Below are records to be output exactly, every one of them.

◆ ◆ ◆

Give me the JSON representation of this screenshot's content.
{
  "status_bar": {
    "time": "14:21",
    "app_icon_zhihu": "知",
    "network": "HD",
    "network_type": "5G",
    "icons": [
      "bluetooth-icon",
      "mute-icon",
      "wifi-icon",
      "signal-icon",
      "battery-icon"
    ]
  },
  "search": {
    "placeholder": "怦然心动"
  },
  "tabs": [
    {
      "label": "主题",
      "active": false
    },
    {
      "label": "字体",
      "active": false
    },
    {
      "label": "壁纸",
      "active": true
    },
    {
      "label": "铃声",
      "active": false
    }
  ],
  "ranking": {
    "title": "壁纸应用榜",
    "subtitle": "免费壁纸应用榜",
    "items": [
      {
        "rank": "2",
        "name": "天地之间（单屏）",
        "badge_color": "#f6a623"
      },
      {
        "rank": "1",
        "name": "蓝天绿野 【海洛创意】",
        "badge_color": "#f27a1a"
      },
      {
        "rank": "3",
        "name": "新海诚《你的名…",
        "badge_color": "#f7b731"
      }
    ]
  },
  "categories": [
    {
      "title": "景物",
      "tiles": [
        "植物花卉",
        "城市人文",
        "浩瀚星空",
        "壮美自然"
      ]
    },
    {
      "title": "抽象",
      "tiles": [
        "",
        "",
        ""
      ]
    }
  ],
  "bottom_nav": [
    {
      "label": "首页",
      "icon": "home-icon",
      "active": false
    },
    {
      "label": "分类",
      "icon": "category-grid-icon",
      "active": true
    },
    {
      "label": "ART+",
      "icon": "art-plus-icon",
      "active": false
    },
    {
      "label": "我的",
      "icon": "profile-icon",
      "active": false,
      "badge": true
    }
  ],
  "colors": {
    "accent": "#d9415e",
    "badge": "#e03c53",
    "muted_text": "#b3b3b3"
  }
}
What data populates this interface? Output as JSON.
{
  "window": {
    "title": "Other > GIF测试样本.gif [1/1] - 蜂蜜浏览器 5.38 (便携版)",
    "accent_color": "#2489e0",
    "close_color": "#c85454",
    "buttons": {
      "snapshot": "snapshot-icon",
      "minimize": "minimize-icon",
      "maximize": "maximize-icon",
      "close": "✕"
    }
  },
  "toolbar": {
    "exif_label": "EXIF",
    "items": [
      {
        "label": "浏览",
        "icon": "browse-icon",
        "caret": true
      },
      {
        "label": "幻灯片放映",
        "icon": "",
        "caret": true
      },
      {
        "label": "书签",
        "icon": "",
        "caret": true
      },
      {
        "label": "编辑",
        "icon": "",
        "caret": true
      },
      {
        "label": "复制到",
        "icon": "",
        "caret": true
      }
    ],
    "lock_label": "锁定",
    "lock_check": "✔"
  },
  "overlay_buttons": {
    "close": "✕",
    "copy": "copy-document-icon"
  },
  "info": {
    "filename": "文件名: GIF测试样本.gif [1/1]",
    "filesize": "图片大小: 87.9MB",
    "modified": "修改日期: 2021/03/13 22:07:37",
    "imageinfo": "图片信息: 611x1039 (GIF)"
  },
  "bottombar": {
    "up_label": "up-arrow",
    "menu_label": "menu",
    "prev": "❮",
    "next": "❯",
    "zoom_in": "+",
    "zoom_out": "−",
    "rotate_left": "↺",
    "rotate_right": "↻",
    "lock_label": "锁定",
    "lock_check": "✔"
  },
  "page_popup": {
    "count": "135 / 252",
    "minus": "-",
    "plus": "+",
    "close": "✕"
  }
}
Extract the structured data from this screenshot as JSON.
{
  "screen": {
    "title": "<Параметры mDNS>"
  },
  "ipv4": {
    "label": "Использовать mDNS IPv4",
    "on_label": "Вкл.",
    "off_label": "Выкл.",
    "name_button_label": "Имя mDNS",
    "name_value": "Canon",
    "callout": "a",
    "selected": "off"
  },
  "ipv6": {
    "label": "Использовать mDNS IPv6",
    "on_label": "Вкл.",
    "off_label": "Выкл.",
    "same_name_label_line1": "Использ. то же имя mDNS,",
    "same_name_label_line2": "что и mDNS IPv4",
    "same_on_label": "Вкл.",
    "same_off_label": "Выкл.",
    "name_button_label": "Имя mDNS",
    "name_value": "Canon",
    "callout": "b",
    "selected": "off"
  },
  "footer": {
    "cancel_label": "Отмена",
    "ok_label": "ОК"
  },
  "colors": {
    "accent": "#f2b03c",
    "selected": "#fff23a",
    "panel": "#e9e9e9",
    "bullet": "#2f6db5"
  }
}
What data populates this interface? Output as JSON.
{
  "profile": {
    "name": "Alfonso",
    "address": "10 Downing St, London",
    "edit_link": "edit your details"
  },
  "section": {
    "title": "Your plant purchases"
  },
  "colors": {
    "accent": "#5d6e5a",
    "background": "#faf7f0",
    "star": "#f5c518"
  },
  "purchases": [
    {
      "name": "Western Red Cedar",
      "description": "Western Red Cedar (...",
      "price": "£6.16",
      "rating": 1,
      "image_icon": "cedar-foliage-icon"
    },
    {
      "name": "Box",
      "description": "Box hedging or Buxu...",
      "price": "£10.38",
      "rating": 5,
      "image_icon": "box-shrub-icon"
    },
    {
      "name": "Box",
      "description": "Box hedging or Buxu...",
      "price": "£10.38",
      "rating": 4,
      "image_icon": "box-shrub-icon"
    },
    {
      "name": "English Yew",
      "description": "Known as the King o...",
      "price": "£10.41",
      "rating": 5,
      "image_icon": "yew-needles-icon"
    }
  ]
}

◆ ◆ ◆

Solution
Give me the JSON representation of this screenshot's content.
{
  "status_bar": {
    "time": "14:21",
    "app_icon_zhihu": "知",
    "network": "HD",
    "network_type": "5G",
    "icons": [
      "bluetooth-icon",
      "mute-icon",
      "wifi-icon",
      "signal-icon",
      "battery-icon"
    ]
  },
  "search": {
    "placeholder": "怦然心动"
  },
  "tabs": [
    {
      "label": "主题",
      "active": false
    },
    {
      "label": "字体",
      "active": false
    },
    {
      "label": "壁纸",
      "active": true
    },
    {
      "label": "铃声",
      "active": false
    }
  ],
  "ranking": {
    "title": "壁纸应用榜",
    "subtitle": "免费壁纸应用榜",
    "items": [
      {
        "rank": "2",
        "name": "天地之间（单屏）",
        "badge_color": "#f6a623"
      },
      {
        "rank": "1",
        "name": "蓝天绿野 【海洛创意】",
        "badge_color": "#f27a1a"
      },
      {
        "rank": "3",
        "name": "新海诚《你的名…",
        "badge_color": "#f7b731"
      }
    ]
  },
  "categories": [
    {
      "title": "景物",
      "tiles": [
        "植物花卉",
        "城市人文",
        "浩瀚星空",
        "壮美自然"
      ]
    },
    {
      "title": "抽象",
      "tiles": [
        "",
        "",
        ""
      ]
    }
  ],
  "bottom_nav": [
    {
      "label": "首页",
      "icon": "home-icon",
      "active": false
    },
    {
      "label": "分类",
      "icon": "category-grid-icon",
      "active": true
    },
    {
      "label": "ART+",
      "icon": "art-plus-icon",
      "active": false
    },
    {
      "label": "我的",
      "icon": "profile-icon",
      "active": false,
      "badge": true
    }
  ],
  "colors": {
    "accent": "#d9415e",
    "badge": "#e03c53",
    "muted_text": "#b3b3b3"
  }
}
What data populates this interface? Output as JSON.
{
  "window": {
    "title": "Other > GIF测试样本.gif [1/1] - 蜂蜜浏览器 5.38 (便携版)",
    "accent_color": "#2489e0",
    "close_color": "#c85454",
    "buttons": {
      "snapshot": "snapshot-icon",
      "minimize": "minimize-icon",
      "maximize": "maximize-icon",
      "close": "✕"
    }
  },
  "toolbar": {
    "exif_label": "EXIF",
    "items": [
      {
        "label": "浏览",
        "icon": "browse-icon",
        "caret": true
      },
      {
        "label": "幻灯片放映",
        "icon": "",
        "caret": true
      },
      {
        "label": "书签",
        "icon": "",
        "caret": true
      },
      {
        "label": "编辑",
        "icon": "",
        "caret": true
      },
      {
        "label": "复制到",
        "icon": "",
        "caret": true
      }
    ],
    "lock_label": "锁定",
    "lock_check": "✔"
  },
  "overlay_buttons": {
    "close": "✕",
    "copy": "copy-document-icon"
  },
  "info": {
    "filename": "文件名: GIF测试样本.gif [1/1]",
    "filesize": "图片大小: 87.9MB",
    "modified": "修改日期: 2021/03/13 22:07:37",
    "imageinfo": "图片信息: 611x1039 (GIF)"
  },
  "bottombar": {
    "up_label": "up-arrow",
    "menu_label": "menu",
    "prev": "❮",
    "next": "❯",
    "zoom_in": "+",
    "zoom_out": "−",
    "rotate_left": "↺",
    "rotate_right": "↻",
    "lock_label": "锁定",
    "lock_check": "✔"
  },
  "page_popup": {
    "count": "135 / 252",
    "minus": "-",
    "plus": "+",
    "close": "✕"
  }
}
Extract the structured data from this screenshot as JSON.
{
  "screen": {
    "title": "<Параметры mDNS>"
  },
  "ipv4": {
    "label": "Использовать mDNS IPv4",
    "on_label": "Вкл.",
    "off_label": "Выкл.",
    "name_button_label": "Имя mDNS",
    "name_value": "Canon",
    "callout": "a",
    "selected": "off"
  },
  "ipv6": {
    "label": "Использовать mDNS IPv6",
    "on_label": "Вкл.",
    "off_label": "Выкл.",
    "same_name_label_line1": "Использ. то же имя mDNS,",
    "same_name_label_line2": "что и mDNS IPv4",
    "same_on_label": "Вкл.",
    "same_off_label": "Выкл.",
    "name_button_label": "Имя mDNS",
    "name_value": "Canon",
    "callout": "b",
    "selected": "off"
  },
  "footer": {
    "cancel_label": "Отмена",
    "ok_label": "ОК"
  },
  "colors": {
    "accent": "#f2b03c",
    "selected": "#fff23a",
    "panel": "#e9e9e9",
    "bullet": "#2f6db5"
  }
}
What data populates this interface? Output as JSON.
{
  "profile": {
    "name": "Alfonso",
    "address": "10 Downing St, London",
    "edit_link": "edit your details"
  },
  "section": {
    "title": "Your plant purchases"
  },
  "colors": {
    "accent": "#5d6e5a",
    "background": "#faf7f0",
    "star": "#f5c518"
  },
  "purchases": [
    {
      "name": "Western Red Cedar",
      "description": "Western Red Cedar (...",
      "price": "£6.16",
      "rating": 1,
      "image_icon": "cedar-foliage-icon"
    },
    {
      "name": "Box",
      "description": "Box hedging or Buxu...",
      "price": "£10.38",
      "rating": 5,
      "image_icon": "box-shrub-icon"
    },
    {
      "name": "Box",
      "description": "Box hedging or Buxu...",
      "price": "£10.38",
      "rating": 4,
      "image_icon": "box-shrub-icon"
    },
    {
      "name": "English Yew",
      "description": "Known as the King o...",
      "price": "£10.41",
      "rating": 5,
      "image_icon": "yew-needles-icon"
    }
  ]
}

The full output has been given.